METHODS: A retrospective cohort of hospitalised CAP patients from August -September 2018 was compared with a post intervention prospective cohort from May-June 2019. Intervention bundle included a mobile audience response session (MARS) session, promotion of the antimicrobial app, development of a physical card with local guidelines and incorporating CURB65 into the unscheduled admission proforma. Local guidelines are in keeping with the British Thoracic Society (BTS) CAP guidelines.
RESULTS: 69 adult patients (>18 years old) were included in the study (37 retrospective, 32 prospective). Overall compliance with local CAP guidelines improved from 21% to 62.5% (p < 0.001). No difference in initial intravenous antibiotic duration was seen, median 4 vs 4 days (p = 0.73), total antibiotic duration was significantly shorter in the post intervention group, median 9 vs 7 days (p = 0.01). No difference in length of stay or mortality was seen between the groups.
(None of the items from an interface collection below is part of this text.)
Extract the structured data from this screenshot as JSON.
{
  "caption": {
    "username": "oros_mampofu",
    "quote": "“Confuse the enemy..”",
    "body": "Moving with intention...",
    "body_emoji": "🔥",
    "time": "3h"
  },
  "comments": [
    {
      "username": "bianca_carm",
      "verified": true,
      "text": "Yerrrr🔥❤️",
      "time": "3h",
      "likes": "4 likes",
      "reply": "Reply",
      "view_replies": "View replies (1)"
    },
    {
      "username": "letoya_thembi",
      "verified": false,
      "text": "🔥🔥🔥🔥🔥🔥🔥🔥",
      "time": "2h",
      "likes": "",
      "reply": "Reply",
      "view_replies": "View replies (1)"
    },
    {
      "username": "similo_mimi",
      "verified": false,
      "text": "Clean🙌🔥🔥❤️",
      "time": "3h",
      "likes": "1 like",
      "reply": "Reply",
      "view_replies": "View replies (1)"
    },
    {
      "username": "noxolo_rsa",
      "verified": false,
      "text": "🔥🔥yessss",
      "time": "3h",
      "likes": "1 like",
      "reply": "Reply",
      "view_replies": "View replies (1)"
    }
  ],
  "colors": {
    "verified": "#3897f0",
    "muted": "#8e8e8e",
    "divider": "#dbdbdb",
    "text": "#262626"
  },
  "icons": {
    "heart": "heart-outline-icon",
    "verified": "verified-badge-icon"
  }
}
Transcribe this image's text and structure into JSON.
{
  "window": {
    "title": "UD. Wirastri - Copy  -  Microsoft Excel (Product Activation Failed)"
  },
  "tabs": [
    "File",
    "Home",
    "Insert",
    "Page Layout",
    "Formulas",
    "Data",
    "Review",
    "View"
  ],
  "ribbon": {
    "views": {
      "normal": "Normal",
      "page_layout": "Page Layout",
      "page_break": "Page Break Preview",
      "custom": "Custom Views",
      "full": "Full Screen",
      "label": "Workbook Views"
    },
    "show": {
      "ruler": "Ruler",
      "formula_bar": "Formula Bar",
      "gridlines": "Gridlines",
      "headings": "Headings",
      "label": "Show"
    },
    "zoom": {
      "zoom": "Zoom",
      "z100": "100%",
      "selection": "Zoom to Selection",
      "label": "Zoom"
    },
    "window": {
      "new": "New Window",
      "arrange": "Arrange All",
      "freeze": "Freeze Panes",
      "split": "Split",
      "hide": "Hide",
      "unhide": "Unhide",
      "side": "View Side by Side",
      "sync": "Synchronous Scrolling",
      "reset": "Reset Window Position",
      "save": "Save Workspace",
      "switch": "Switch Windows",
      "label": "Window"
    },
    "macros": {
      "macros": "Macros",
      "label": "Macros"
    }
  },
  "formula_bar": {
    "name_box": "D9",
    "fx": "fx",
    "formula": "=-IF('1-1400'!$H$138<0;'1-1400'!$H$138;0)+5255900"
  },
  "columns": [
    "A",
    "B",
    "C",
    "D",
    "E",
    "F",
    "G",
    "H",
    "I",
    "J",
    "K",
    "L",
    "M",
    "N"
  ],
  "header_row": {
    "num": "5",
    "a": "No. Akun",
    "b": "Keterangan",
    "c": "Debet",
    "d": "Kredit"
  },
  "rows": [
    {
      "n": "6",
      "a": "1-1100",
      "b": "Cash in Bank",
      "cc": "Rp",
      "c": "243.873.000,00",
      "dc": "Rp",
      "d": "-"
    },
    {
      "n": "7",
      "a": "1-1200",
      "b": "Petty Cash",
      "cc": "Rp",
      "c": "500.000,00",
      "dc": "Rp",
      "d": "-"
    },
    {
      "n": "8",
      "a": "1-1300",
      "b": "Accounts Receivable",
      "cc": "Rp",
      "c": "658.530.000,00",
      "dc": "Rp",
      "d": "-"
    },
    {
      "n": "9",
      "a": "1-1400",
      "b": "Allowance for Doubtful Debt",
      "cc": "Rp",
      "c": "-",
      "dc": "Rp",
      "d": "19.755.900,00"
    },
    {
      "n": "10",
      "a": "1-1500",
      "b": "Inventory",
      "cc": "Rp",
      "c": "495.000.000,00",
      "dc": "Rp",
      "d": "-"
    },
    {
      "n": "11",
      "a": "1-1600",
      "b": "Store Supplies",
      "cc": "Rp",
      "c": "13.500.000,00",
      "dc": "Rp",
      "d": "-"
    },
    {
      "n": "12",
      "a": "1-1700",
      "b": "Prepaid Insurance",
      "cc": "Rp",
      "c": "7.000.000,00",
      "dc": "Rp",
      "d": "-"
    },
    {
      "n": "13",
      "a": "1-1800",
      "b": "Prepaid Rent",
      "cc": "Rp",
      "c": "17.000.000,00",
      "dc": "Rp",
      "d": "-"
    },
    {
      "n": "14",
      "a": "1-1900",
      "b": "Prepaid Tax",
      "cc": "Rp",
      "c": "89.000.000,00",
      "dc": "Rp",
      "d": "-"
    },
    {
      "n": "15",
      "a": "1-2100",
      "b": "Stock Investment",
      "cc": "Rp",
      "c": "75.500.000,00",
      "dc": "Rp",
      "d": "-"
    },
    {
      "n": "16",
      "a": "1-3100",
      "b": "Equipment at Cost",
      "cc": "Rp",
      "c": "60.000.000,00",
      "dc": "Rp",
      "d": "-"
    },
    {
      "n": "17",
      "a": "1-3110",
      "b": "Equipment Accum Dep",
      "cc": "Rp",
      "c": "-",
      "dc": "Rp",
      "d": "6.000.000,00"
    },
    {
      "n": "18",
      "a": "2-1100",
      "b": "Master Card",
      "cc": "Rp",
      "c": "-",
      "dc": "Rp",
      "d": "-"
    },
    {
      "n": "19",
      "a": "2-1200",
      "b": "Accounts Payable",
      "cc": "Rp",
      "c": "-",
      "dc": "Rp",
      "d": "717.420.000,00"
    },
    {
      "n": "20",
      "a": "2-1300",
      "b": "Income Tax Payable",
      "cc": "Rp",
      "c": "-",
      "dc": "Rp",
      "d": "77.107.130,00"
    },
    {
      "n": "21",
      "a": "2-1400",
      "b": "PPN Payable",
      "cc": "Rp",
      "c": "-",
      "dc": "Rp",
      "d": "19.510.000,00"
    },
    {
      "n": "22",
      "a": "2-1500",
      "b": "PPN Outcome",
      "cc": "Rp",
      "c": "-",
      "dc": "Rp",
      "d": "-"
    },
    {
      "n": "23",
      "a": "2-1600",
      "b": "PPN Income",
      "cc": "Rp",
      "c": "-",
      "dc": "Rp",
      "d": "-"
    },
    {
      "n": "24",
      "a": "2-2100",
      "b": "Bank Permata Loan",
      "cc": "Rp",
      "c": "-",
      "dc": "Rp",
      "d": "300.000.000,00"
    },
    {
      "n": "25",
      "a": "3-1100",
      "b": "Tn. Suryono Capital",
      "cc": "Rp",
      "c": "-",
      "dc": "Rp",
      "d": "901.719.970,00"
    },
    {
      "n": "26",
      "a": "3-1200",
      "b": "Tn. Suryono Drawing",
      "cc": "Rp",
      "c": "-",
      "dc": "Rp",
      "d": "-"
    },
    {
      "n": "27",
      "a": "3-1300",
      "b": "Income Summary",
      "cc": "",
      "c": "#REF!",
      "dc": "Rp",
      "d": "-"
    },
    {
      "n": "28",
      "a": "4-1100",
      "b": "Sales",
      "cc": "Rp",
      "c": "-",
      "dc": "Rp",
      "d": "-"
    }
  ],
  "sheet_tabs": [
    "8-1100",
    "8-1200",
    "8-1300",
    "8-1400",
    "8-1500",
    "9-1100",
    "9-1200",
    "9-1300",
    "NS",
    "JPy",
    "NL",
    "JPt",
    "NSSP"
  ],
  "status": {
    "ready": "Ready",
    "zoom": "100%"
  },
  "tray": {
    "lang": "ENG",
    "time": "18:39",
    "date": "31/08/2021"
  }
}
Documentation of CURB65 improved from 5.6% to 46.9% (p < 0.01). Uptake of streptococcal urinary antigen improved from 18.9% to 40.6% (p = 0.024).
CONCLUSION: A simple low cost quality improvement bundle can significantly increase appropriate antimicrobial prescribing and shorten total duration of antibiotics.
PMID: 32801028 [PubMed - as supplied by publisher]